My comfort zone is fairly varied, so most of these are shades of atypical.
1. The Year Without Pants; Scott Berkun. Another memoir slightly outside my usual–the tech world, though it’s about WordPress, so it is writing related, too. Still an interesting behind-the-scenes peek.
2. The Whites; Harry Brandt. This was an audio-book, which I rarely listen to–they’re useful for long car rides, etc., but so slow. This one made me sad to turn the car off in a few high-tension spots!
3. You’re Never Weird on the Internet (Almost); Felicia Day. I do read memoirs, but not generally about internet celebrities who I’m only tangentially aware of. Go Dr. Horrible!
4. The Only Child; Guojing. Generally I only go as low as YA, because the younger the audience, the quicker I burn through a book. But I make exception for the truly interesting looking ones.
5. What If?; Randall Munroe. A bunch of really random scenarios, questions asked by various people. A lot more scientific than I generally read, but the effort put into the math is admirably.

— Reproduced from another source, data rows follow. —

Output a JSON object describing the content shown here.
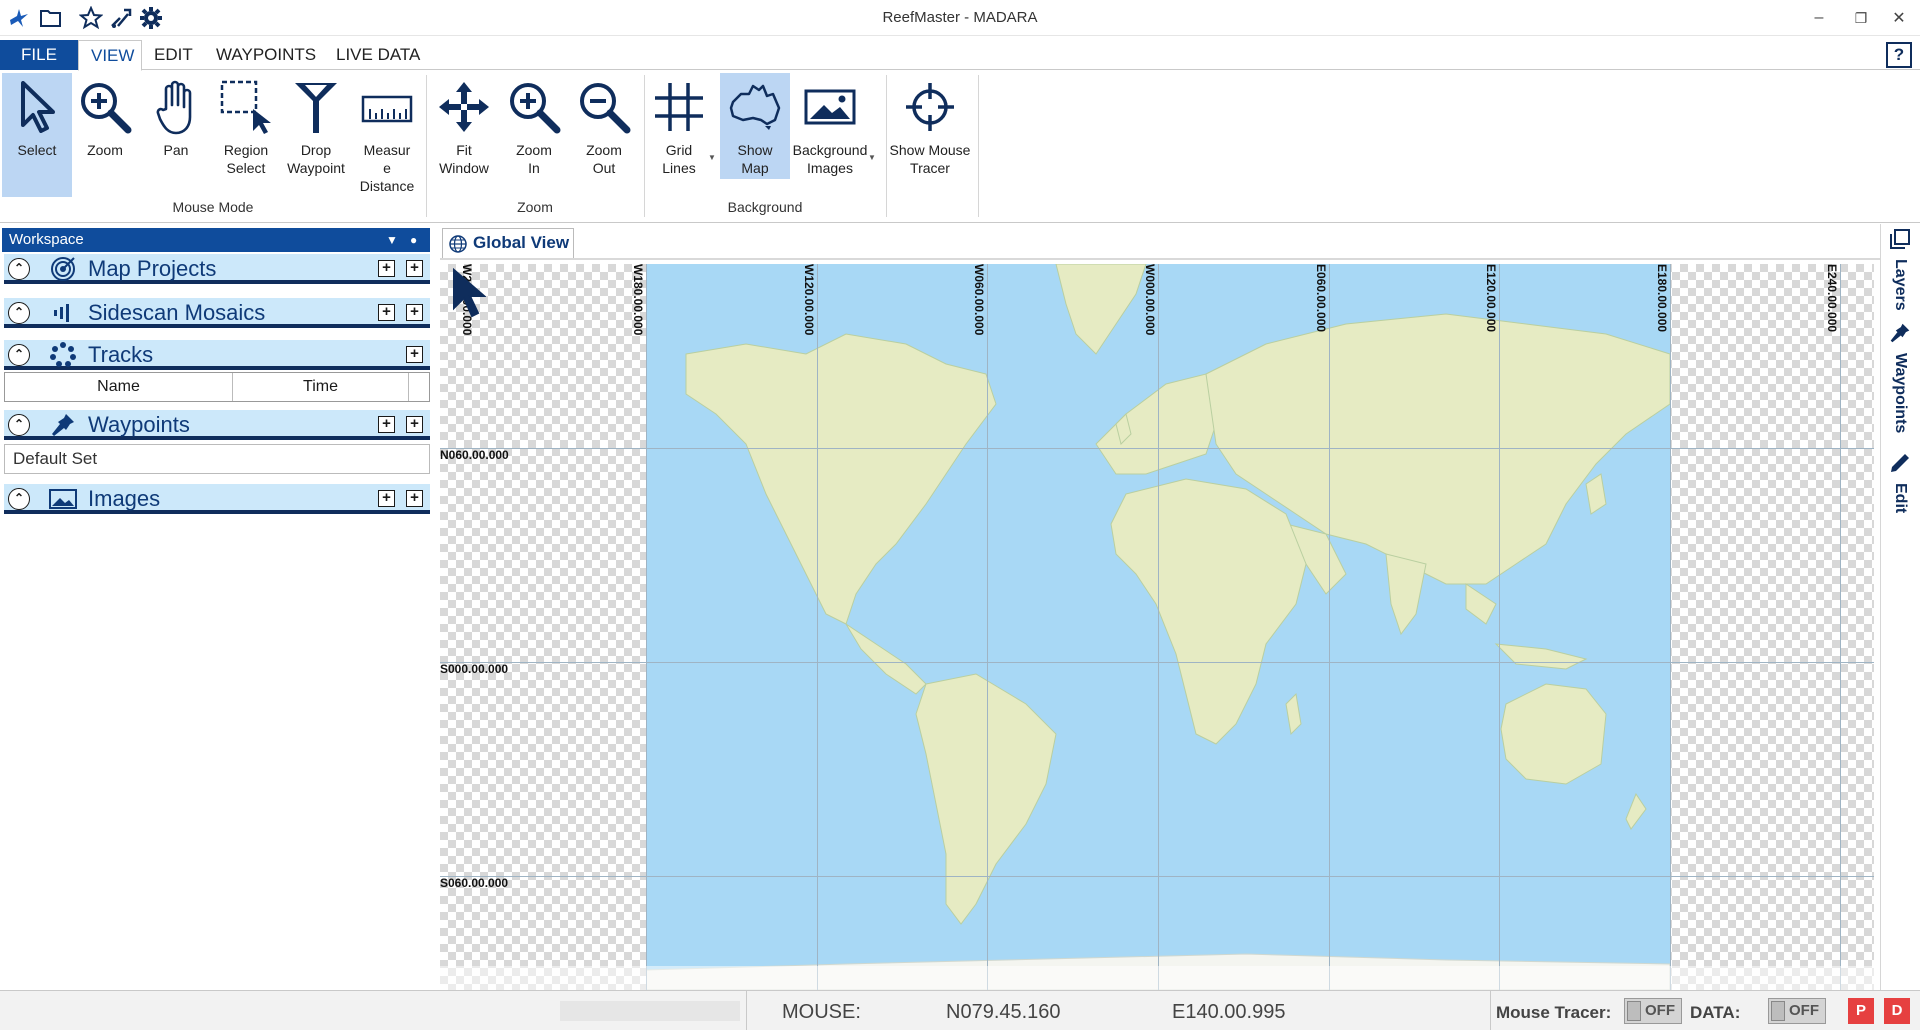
{
  "window": {
    "title": "ReefMaster - MADARA"
  },
  "quick_access": [
    "app-logo-icon",
    "open-folder-icon",
    "star-icon",
    "waypoint-flag-icon",
    "settings-gear-icon"
  ],
  "menu": {
    "tabs": [
      "FILE",
      "VIEW",
      "EDIT",
      "WAYPOINTS",
      "LIVE DATA"
    ],
    "active": "VIEW",
    "help": "?"
  },
  "ribbon": {
    "mouse_mode": {
      "label": "Mouse Mode",
      "buttons": [
        {
          "line1": "Select",
          "line2": "",
          "line3": "",
          "selected": true
        },
        {
          "line1": "Zoom",
          "line2": "",
          "line3": ""
        },
        {
          "line1": "Pan",
          "line2": "",
          "line3": ""
        },
        {
          "line1": "Region",
          "line2": "Select",
          "line3": ""
        },
        {
          "line1": "Drop",
          "line2": "Waypoint",
          "line3": ""
        },
        {
          "line1": "Measur",
          "line2": "e",
          "line3": "Distance"
        }
      ]
    },
    "zoom": {
      "label": "Zoom",
      "buttons": [
        {
          "line1": "Fit",
          "line2": "Window"
        },
        {
          "line1": "Zoom",
          "line2": "In"
        },
        {
          "line1": "Zoom",
          "line2": "Out"
        }
      ]
    },
    "background": {
      "label": "Background",
      "buttons": [
        {
          "line1": "Grid",
          "line2": "Lines"
        },
        {
          "line1": "Show",
          "line2": "Map",
          "selected": true
        },
        {
          "line1": "Background",
          "line2": "Images"
        }
      ]
    },
    "tracer": {
      "line1": "Show Mouse",
      "line2": "Tracer"
    }
  },
  "workspace": {
    "title": "Workspace",
    "sections": {
      "map_projects": "Map Projects",
      "sidescan": "Sidescan Mosaics",
      "tracks": "Tracks",
      "waypoints": "Waypoints",
      "images": "Images"
    },
    "track_columns": [
      "Name",
      "Time"
    ],
    "waypoint_sets": [
      "Default Set"
    ]
  },
  "map": {
    "tab": "Global View",
    "lon_labels": [
      "W240.00.000",
      "W180.00.000",
      "W120.00.000",
      "W060.00.000",
      "W000.00.000",
      "E060.00.000",
      "E120.00.000",
      "E180.00.000",
      "E240.00.000"
    ],
    "lat_labels": [
      "N060.00.000",
      "S000.00.000",
      "S060.00.000"
    ],
    "colors": {
      "ocean": "#a8d8f5",
      "land": "#e6ebc3",
      "ice": "#f4f5f0"
    }
  },
  "side_tabs": [
    "Layers",
    "Waypoints",
    "Edit"
  ],
  "status": {
    "mouse_label": "MOUSE:",
    "lat": "N079.45.160",
    "lon": "E140.00.995",
    "tracer_label": "Mouse Tracer:",
    "tracer_state": "OFF",
    "data_label": "DATA:",
    "data_state": "OFF",
    "btn_p": "P",
    "btn_d": "D"
  }
}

6. Baking Cakes in Kigali; Gail Parkin. Generally speaking, when I read a book that addresses serious subjects, I want one that doesn’t gloss over them as this book does. It did capture a place pretty well, though.
7. Humans of New York; Brandon Stanton. I like following the site, but reading a random collection of strangers stories isn’t my usual thing. Like the site, there are some fascinating stories–tragedies and triumphs, though it works better is small pieces.
8. Brave Enough; Cheryl Strayed. A collection of quotes (which aren’t my usual fare) by the author of Wild, which I read and enjoyed. Just like in her longer work, there are some thoughts that stay with you.
9. Smarter Than You Think; Clive Thompson. A discussion about how technology has affected our brains isn’t the kind of book I’d usually pick up. But they way the brain works is always fasciantingly complex, if a little murky.
10. The Finest Hours; Michael Tougias & Casey Sherman. Though I do read books because they’re about to be a movie, I wouldn’t usually bother with a true account of a sea rescue, being less fond of the many ways nature can try to kill us. It was an impressive undertaking, though.